We’re not out of the woods yet. It’s been nearly a year since the COVID-19 pandemic first hit Aussie soil, and we are still seeing the impacts, not just from a health perspective, but from a position of unprecedented socio-economic change.
Australia's economy has plunged into its first recession in nearly 30 years as it suffers major fiscal damages from the pandemic. Simultaneously, the ramifications of COVID-19 have shown evidence to suggest that people are suffering from mental health issues at disproportionate levels, and dealing with higher rates of anxiety and depression.
According to the Australian Institute of Health and Welfare, the use of Medicare subsidised mental health services was 12.5% higher in the 4 weeks from 10th August to 6th September 2020 than in the equivalent period in 2019. Likewise, an ANU poll found that increased loneliness and job loss were key contributing factors for those with higher levels of psychological distress.
By April this year, it’s estimated that around 1 million Australians will be living on JobSeeker, the majority unemployed due to the fallout from COVID-19. While the Government’s move to increase JobSeeker at the beginning of the pandemic was a welcomed response to the physical and emotional toll experienced by many, the decision to drop payments back to a mere $40 a day, and potentially cease the coronavirus supplement altogether, would be detrimental to the livelihood of Australians.
BaptistCare, among many organisations, politicians, and business leaders, stand in support of increasing the current JobSeeker allowance – not just as a temporary fix but as a permanent solution for those in need.
Through our work at our HopeStreet locations across NSW and the ACT, we’ve seen firsthand the struggles of people living below the poverty line. But we’ve also seen what additional support can do. When we equip people to afford the essentials, and to live with dignity, we empower them to see and reach towards their full potential.

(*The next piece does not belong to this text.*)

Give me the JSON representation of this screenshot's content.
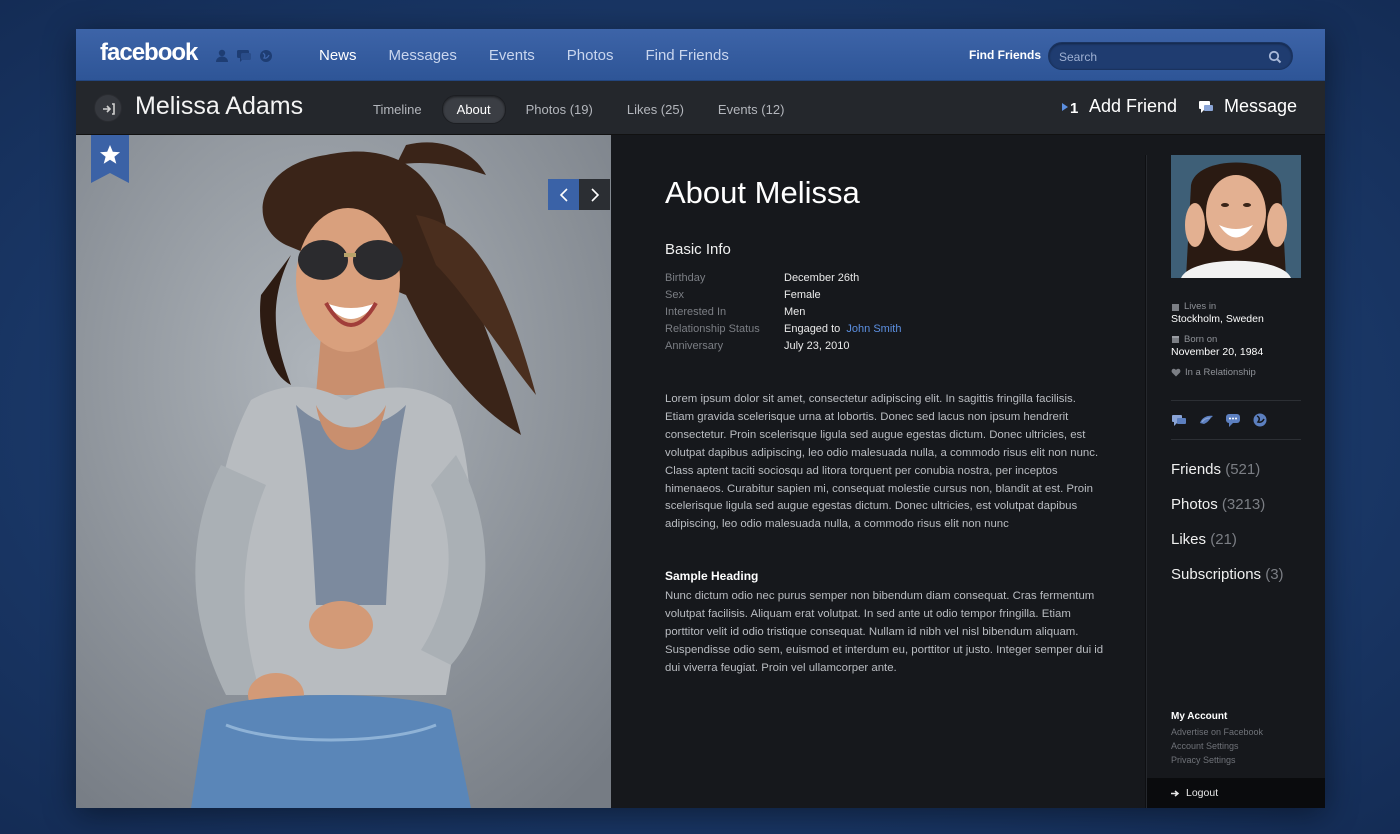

There is no quick fix to issues such as long-term employment, or financial stability, however the best place to start is for the Government to enable people to live above the poverty line.
When the coronavirus supplement came into effect and we saw an increase in Government support, we also saw an increase of morale, which gave people dignity, choice, and a greater sense of control over their future. Winding this back will hurt people, and it isn’t the right thing to do for families, the community, and our economy.
This month the Business Council of Australia and top economists, such as Reserve Bank of Australia governor Philip Lowe, recommended a permanent increase because they recognise the move to be good for the economy, and a powerful measure in overcoming the current recession.
However, the sad reality is that this was barely even a discussion before the pandemic began because of class structures in Australia and stigma around government benefits. We claim a ‘fair go’ as one of our national values and yet many Australians fail to recognise their own privilege; the choices that were afforded them that weren’t an option for others, or even the support systems they have had to help them overcome challenges.
Is it even possible for someone to simply overcome their disadvantage with ‘hard work’? And why has it taken a global pandemic for us to see that?
At HopeStreet, we encounter people like you and I who struggle with feelings of fear and shame because they access support services like food hampers, a free meal, or counselling. Not only is it extremely disheartening for us to hear, but it’s the absolute opposite of ‘a fair go’. And these class divides will only widen if we don’t resolve this stigma.
It’s a dangerous assertion that the current supplement allows those receiving JobSeeker payments to live in luxury. It simply relieves some of the pressure and allows people to afford the basics – sometimes not even those. We know many families, are cutting back on meals and pantry items, often going without to ensure their children are fed first.
Come 31st March, if the payments are returned to previous levels, frontline agencies will be left to deal with the fallout. The strain on the sector will be unsustainable as service providers are met with heightened demand to help people with the basic needs of life, let alone the support and space to overcome mental health challenges or trauma that come with these living situations.
When you’re living in poverty you’re in survival mode. It doesn’t give you a lot of room emotionally, or mentally, to think about your future or prospects such as training and finding a job.
And whilst our support services allow us to help bring people up to the poverty line, a permanent increase of JobSeeker would see us able to move forward with clients, where they have both the emotional capacity and the physical resources to focus on the future.
So, what’s next? We need to make noise. Join the Raise The Rate campaign at RaiseTheRate.org.au, call or write letters to your local MPs, or simply have a conversation with someone who has differing opinions about JobSeeker than you. Without advocating for real change, our economy, our country and our people will lack the resources needed to truly start recovering from the COVID-19 crisis. For us, it’s clear what needs to happen, and providing people the means to live above the poverty line is the first step.